Using Analytics in Wealth Management: The Good and Bad (Part 2)

Advisor Perspectives welcomes guest contributions. The views presented here do not necessarily represent those of Advisor Perspectives.

Part 2 – Capital Markets Assumptions


This is the second part of a series on investment analytics in the wealth management industry and how advisors are using analytics to communicate with clients and prospects. You can read part one here. We will look at some of the more popular analytics and go over what they are, their good points, and their potential pitfalls.

Since the financial crisis, wealth advisory clients have shifted their relationships from one of blind trust to a desire to internally understand and validate that a particular advisor’s recommendation is the right thing to do. Advisors have obliged, taking their conversation from “trust me” to educating and partnering with their clients around their finances and future. Ironically, many advisors have reported that this education and partnership approach builds trust.

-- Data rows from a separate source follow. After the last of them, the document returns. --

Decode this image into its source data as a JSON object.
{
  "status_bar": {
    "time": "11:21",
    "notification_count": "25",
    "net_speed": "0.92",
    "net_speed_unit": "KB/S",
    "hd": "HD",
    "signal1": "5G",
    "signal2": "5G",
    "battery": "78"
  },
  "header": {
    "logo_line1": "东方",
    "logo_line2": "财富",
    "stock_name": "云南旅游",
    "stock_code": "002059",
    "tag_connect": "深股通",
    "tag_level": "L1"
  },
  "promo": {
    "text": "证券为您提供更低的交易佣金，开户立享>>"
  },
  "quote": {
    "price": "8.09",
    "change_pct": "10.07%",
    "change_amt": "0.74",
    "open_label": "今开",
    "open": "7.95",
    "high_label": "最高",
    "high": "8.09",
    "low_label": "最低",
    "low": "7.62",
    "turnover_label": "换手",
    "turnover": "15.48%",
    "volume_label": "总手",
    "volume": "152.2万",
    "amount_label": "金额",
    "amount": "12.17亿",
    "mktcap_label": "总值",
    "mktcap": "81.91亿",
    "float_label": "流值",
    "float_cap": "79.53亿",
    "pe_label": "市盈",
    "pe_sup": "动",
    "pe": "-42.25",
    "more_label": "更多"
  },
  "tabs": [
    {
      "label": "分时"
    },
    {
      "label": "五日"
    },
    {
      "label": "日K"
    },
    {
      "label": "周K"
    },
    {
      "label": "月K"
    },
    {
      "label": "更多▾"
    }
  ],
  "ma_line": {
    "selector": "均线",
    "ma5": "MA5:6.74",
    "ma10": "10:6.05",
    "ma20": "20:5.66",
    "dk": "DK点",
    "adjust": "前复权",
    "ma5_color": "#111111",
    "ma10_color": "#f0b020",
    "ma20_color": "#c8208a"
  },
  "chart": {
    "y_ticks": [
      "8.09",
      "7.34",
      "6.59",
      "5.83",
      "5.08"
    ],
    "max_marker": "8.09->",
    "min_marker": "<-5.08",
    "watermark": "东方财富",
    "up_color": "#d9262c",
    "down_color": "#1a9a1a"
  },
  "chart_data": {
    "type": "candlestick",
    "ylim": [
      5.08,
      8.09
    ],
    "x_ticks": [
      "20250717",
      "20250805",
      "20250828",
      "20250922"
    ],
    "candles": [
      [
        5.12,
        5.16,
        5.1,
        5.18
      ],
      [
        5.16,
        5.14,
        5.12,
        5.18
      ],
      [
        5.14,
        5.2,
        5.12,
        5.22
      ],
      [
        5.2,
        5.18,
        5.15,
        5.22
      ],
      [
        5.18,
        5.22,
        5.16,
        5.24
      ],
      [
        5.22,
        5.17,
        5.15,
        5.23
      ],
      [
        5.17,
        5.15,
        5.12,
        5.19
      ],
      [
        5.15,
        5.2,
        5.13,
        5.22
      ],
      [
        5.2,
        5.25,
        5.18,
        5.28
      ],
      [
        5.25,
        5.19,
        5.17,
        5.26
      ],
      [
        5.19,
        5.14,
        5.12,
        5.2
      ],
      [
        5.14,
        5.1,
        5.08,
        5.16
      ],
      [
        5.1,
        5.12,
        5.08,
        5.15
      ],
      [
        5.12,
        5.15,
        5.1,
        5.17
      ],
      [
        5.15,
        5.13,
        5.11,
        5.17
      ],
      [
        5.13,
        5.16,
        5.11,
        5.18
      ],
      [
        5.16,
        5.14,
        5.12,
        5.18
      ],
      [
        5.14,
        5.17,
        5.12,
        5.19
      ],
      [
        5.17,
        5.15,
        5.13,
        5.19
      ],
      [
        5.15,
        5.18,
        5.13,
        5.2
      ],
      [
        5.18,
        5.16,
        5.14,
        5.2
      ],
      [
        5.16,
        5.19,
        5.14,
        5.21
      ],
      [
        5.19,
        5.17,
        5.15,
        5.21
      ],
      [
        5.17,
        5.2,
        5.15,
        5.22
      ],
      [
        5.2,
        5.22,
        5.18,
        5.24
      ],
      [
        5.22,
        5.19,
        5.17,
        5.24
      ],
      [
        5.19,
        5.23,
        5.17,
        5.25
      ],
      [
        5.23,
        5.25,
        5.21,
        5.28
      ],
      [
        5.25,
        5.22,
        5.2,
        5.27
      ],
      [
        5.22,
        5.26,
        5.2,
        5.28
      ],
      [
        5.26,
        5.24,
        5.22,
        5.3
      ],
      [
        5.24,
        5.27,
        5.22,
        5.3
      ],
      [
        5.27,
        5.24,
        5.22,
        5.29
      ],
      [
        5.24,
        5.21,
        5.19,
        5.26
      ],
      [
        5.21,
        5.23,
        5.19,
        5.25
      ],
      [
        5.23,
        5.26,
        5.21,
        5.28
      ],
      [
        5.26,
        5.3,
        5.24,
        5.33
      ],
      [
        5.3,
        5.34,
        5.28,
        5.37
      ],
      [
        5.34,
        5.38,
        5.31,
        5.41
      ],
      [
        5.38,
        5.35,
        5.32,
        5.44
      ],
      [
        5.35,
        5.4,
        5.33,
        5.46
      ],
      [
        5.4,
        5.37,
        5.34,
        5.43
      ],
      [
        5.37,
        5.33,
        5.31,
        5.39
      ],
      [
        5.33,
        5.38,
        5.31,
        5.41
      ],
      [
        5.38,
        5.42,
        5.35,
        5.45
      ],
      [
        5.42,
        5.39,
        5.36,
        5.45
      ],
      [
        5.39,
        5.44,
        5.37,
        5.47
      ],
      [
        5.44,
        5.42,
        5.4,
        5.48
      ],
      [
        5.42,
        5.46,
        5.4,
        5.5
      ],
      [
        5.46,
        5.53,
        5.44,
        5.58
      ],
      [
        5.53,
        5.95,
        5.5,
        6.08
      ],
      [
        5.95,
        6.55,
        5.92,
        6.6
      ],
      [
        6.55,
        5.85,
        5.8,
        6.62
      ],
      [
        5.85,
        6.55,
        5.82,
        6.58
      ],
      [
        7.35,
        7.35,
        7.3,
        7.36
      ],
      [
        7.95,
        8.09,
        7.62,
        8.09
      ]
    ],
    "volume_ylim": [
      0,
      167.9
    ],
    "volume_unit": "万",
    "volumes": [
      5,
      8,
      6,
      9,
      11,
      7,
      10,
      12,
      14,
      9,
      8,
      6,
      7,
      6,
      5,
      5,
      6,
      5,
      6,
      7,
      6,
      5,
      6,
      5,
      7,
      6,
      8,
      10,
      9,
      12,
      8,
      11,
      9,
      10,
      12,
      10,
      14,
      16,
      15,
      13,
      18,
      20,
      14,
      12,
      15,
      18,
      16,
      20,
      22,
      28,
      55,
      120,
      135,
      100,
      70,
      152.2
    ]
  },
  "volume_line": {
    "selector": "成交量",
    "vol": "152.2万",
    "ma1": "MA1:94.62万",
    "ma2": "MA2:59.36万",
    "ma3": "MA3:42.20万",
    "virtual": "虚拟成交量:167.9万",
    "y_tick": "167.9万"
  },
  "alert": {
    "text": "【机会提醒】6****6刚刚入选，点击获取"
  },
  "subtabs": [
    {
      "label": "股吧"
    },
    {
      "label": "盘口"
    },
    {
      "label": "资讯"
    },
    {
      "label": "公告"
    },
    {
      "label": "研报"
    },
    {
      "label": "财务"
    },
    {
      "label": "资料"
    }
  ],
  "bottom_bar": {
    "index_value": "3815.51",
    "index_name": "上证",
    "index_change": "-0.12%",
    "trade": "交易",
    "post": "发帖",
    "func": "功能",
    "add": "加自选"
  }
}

The challenge becomes how to educate clients about their finances when they may have little or no financial training. Turning to portfolio analytics is one part of the solution. But most financial analytics are confusing for people outside of the industry. Forward-thinking advisors have been searching for and employing analytics very carefully, choosing only those metrics that are simple, understandable, and meaningful for people with no financial training. This series will explore some of these metrics, along with their benefits and pitfalls. Today’s topic is capital markets assumptions.